18/1/2013: Registration open

18/1/2013: Abstract submissions open

5/3/2013: Deadline for booking on-campus accommodation

7/3/2013: EXTENDED!! Deadline for application for bursaries

10/3/2013: Deadline for registration

10/3/2013: Deadline for submission of abstracts

24 - 27/3/2013: Colloquium

The conference is being held in the East Building on the University of Bath campus. Maps and directions can be found at http://www.bath.ac.uk/about/gettinghere/.

Talks will be held in East Building 1.1 and refreshments will be served in the East Building foyer.

go.bath.ac.uk/bctcsregistration

Samson Abramsky, University of Oxford.

Abstract to follow.

Extensive and expensive testing is the primary method used to gain confidence in safety-critical software today. There are some notable exceptions where formal software verification has been successfully used and scaled to large industrial projects. SPARK is a programming language, a set of verification tools, and a design approach for such critical systems. A number of military and commercial high integrity projects, ranging from 10 000 to 5 million lines of code, have been developed in SPARK. Examples include Rolls Royce Trent (engine control), EuroFighter Typhoon (military aircraft), and NATS iFACTS (air traffic control).

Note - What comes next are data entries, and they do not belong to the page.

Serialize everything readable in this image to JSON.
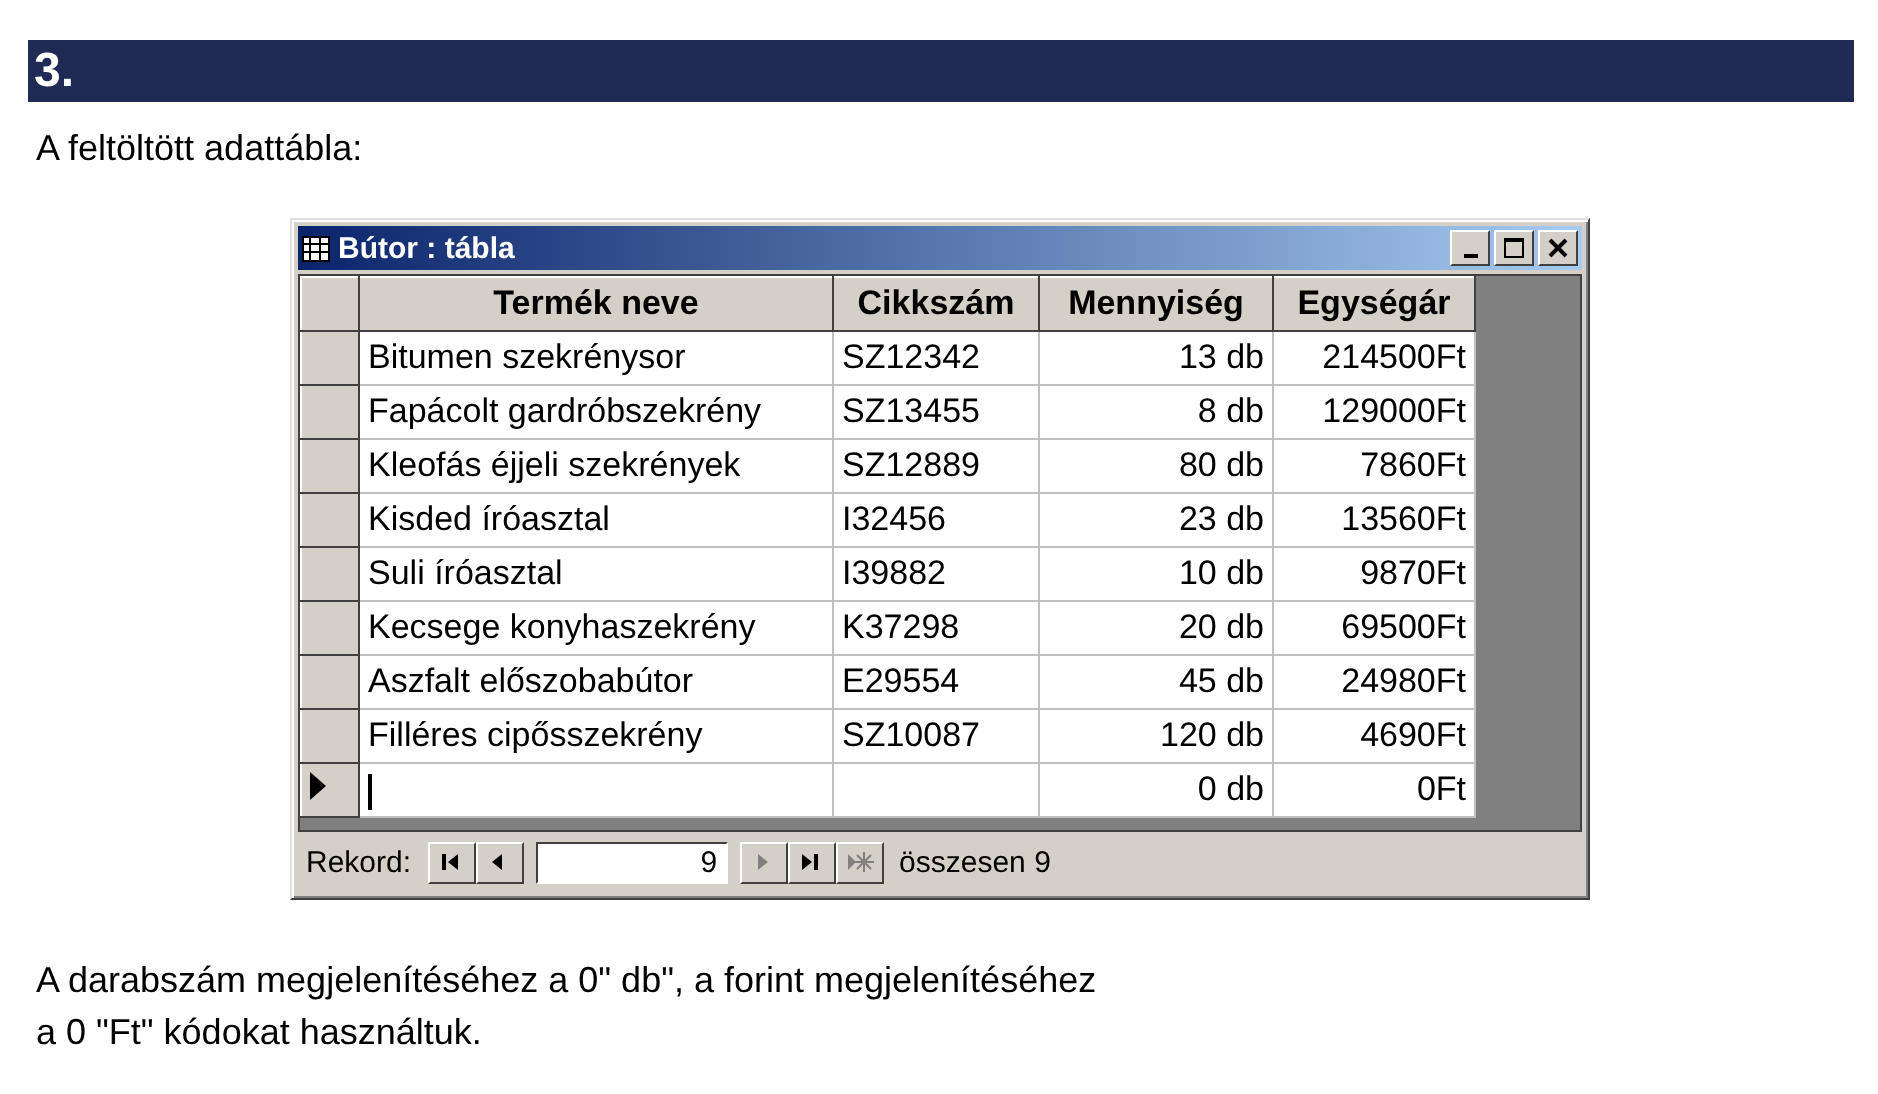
{
  "heading": "3.",
  "intro": "A feltöltött adattábla:",
  "window": {
    "title": "Bútor : tábla",
    "columns": [
      "Termék neve",
      "Cikkszám",
      "Mennyiség",
      "Egységár"
    ],
    "rows": [
      {
        "name": "Bitumen szekrénysor",
        "code": "SZ12342",
        "quantity": "13 db",
        "price": "214500Ft",
        "current": false
      },
      {
        "name": "Fapácolt gardróbszekrény",
        "code": "SZ13455",
        "quantity": "8 db",
        "price": "129000Ft",
        "current": false
      },
      {
        "name": "Kleofás éjjeli szekrények",
        "code": "SZ12889",
        "quantity": "80 db",
        "price": "7860Ft",
        "current": false
      },
      {
        "name": "Kisded íróasztal",
        "code": "I32456",
        "quantity": "23 db",
        "price": "13560Ft",
        "current": false
      },
      {
        "name": "Suli íróasztal",
        "code": "I39882",
        "quantity": "10 db",
        "price": "9870Ft",
        "current": false
      },
      {
        "name": "Kecsege konyhaszekrény",
        "code": "K37298",
        "quantity": "20 db",
        "price": "69500Ft",
        "current": false
      },
      {
        "name": "Aszfalt előszobabútor",
        "code": "E29554",
        "quantity": "45 db",
        "price": "24980Ft",
        "current": false
      },
      {
        "name": "Filléres cipősszekrény",
        "code": "SZ10087",
        "quantity": "120 db",
        "price": "4690Ft",
        "current": false
      },
      {
        "quantity": "0 db",
        "price": "0Ft",
        "current": true
      }
    ],
    "navigator": {
      "label": "Rekord:",
      "record": "9",
      "total": "összesen 9",
      "buttons": [
        {
          "kind": "first",
          "disabled": false
        },
        {
          "kind": "previous",
          "disabled": false
        },
        {
          "kind": "gap"
        },
        {
          "kind": "next",
          "disabled": true
        },
        {
          "kind": "last",
          "disabled": false
        },
        {
          "kind": "new",
          "disabled": true
        }
      ]
    }
  },
  "footnote": [
    "A darabszám megjelenítéséhez a 0\" db\", a forint megjelenítéséhez",
    "a 0 \"Ft\" kódokat használtuk."
  ]
}
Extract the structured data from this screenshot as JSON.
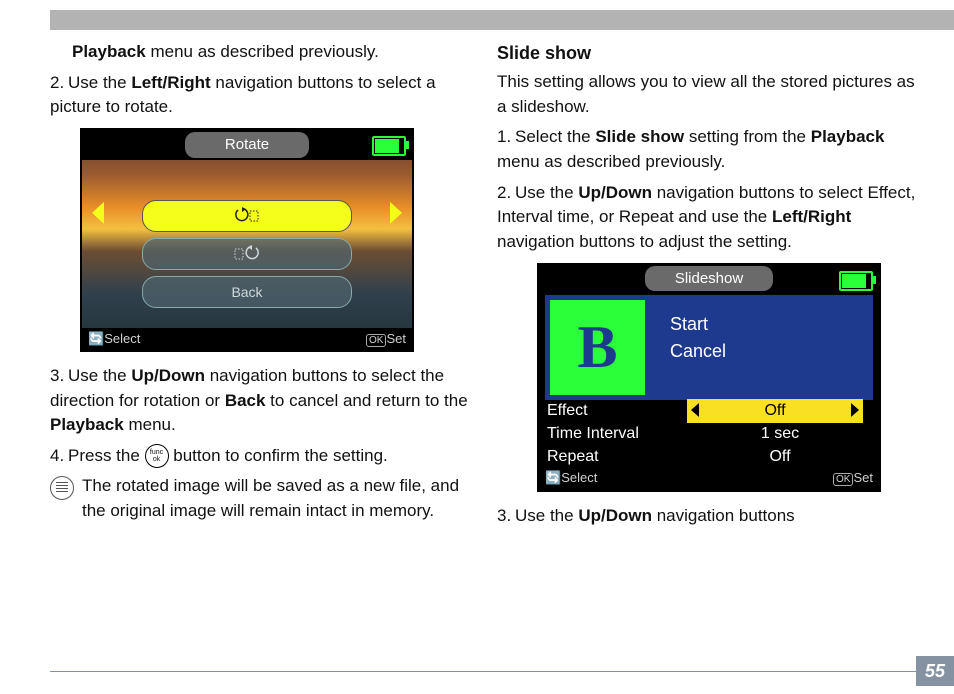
{
  "page_number": "55",
  "left": {
    "line1_a": "Playback",
    "line1_b": " menu as described previously.",
    "step2_pre": "2. ",
    "step2_a": "Use the ",
    "step2_b": "Left/Right",
    "step2_c": " navigation buttons to select a picture to rotate.",
    "rotate_screen": {
      "title": "Rotate",
      "back": "Back",
      "select": "Select",
      "ok": "OK",
      "set": "Set"
    },
    "step3_pre": "3. ",
    "step3_a": "Use the ",
    "step3_b": "Up/Down",
    "step3_c": " navigation buttons to select the direction for rotation or ",
    "step3_d": "Back",
    "step3_e": " to cancel and return to the ",
    "step3_f": "Playback",
    "step3_g": " menu.",
    "step4_pre": "4. ",
    "step4_a": "Press the ",
    "step4_icon": "func ok",
    "step4_b": " button to confirm the setting.",
    "note": "The rotated image will be saved as a new file, and the original image will remain intact in memory."
  },
  "right": {
    "heading": "Slide show",
    "intro": "This setting allows you to view all the stored pictures as a slideshow.",
    "step1_pre": "1. ",
    "step1_a": "Select the ",
    "step1_b": "Slide show",
    "step1_c": " setting from the ",
    "step1_d": "Playback",
    "step1_e": " menu as described previously.",
    "step2_pre": "2. ",
    "step2_a": "Use the ",
    "step2_b": "Up/Down",
    "step2_c": " navigation buttons to select Effect, Interval time, or Repeat and use the ",
    "step2_d": "Left/Right",
    "step2_e": " navigation buttons to adjust the setting.",
    "slide_screen": {
      "title": "Slideshow",
      "thumb": "B",
      "start": "Start",
      "cancel": "Cancel",
      "rows": [
        {
          "label": "Effect",
          "value": "Off",
          "highlight": true
        },
        {
          "label": "Time Interval",
          "value": "1 sec",
          "highlight": false
        },
        {
          "label": "Repeat",
          "value": "Off",
          "highlight": false
        }
      ],
      "select": "Select",
      "ok": "OK",
      "set": "Set"
    },
    "step3_pre": "3. ",
    "step3_a": "Use the ",
    "step3_b": "Up/Down",
    "step3_c": " navigation buttons"
  }
}
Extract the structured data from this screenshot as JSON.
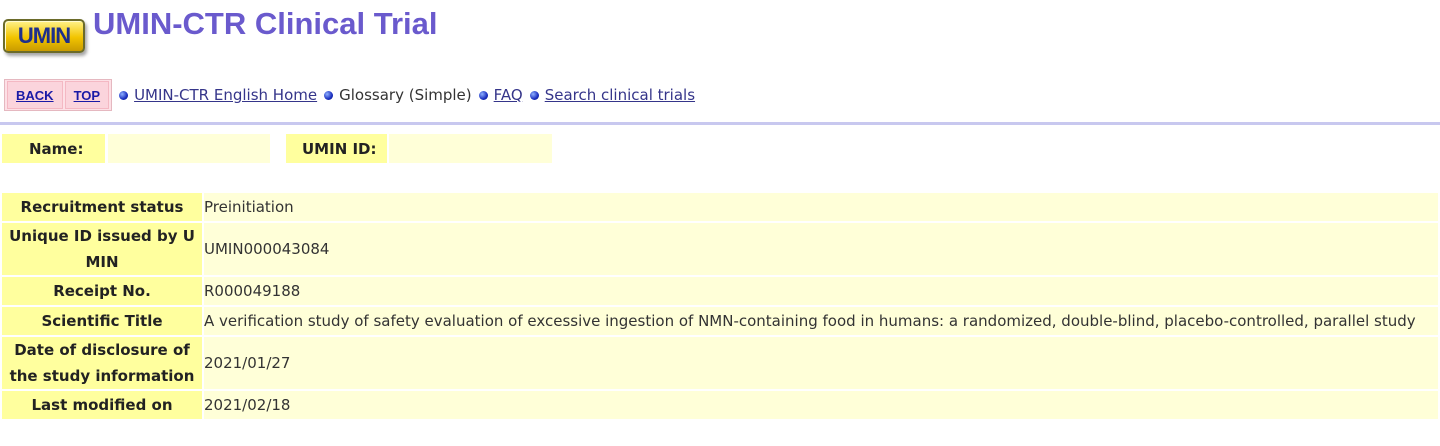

We have identified two reasons why formal program verification is still a hard sell: 1) the difficulty of reaching non-expert users, and 2) the lack of a convincing cost-benefit argument. In this talk I will describe our approach to solve those two problems in the design of the new SPARK 2014 language and its associated verifying compiler, developed jointly by Altran UK and AdaCore. I will give an overview of some lessons learned from the programming language and verification research community, from the development of industrial standards such as DO-178C, and from our experiences in the industrial use of SPARK. In particular I will describe our unique integration of testing and proving. We argue that subprogram level formal verification using SPARK 2014 can be cheaper than testing in DO-178C terms, and that our integrated approach allows a mix of test and proof so that the most cost-effective method can be used for each part of a program.

Susanne Albers, Humboldt-Universität zu Berlin, the LMS-sponsored keynote speaker in Discrete Mathematics.

We study algorithmic techniques for energy savings in computer systems. We consider power-down mechanisms that transition an idle system into low power stand-by or sleep states. Moreover, we address dynamic speed scaling, a relatively recent approach to save energy in modern, variable-speed microprocessors.

In the first part of the talk we survey important results in the area of energy-efficient algorithms. In the second part we investigate a setting where a variable-speed processor is equipped with an additional sleep state. This model integrates speed scaling and power-down mechanisms. We consider classical deadline-based scheduling and settle the complexity of the offline problem. As the main contribution we present an algorithmic framework that allows us to develop a number of significantly improved constant-factor approximation algorithms.

Assia Mahboubi, INRIA - École Polytechnique.

For the last decades, computers have been playing an increasing role in the everyday activity of many researchers in mathematics: for typesetting articles, for testing conjectures, and sometimes even for validating parts of proofs by large computations. However most mathematicians are hardly familiar with "proof assistants", which are also pieces of software for "doing mathematics with a computer". These systems allow their users to trust with the highest degree of certainty the validity of the proofs they have carefully described to the machine. So far proof assistants have been successfully employed to verify the correctness of hardware and software components with respect to given specifications, scrutinizing proofs that are too long and pedestrian to be checked by hand. In September 2012, a proof of the Odd Order Theorem (Feit-Thompson, 1963), which is a milestone for the the classification of finite simple groups, was machine-checked by the Coq proof assistant. In this case, the computer has verified a proof which does not rely on heavy computations but on a sophisticated combination of mathematical theories resulting in one of the longest published proof of its time. In this talk we will give an overview of the panel of research areas and methodologies that should be combined in order to ensure the success of such a formalization. Black (or white) board will eventually never be surpassed to convey and give rise to the intuitions of the mind who discovers new mathematics, but having proofs checked by a machine rather than by a human reviewer may open some new perspectives we will discuss.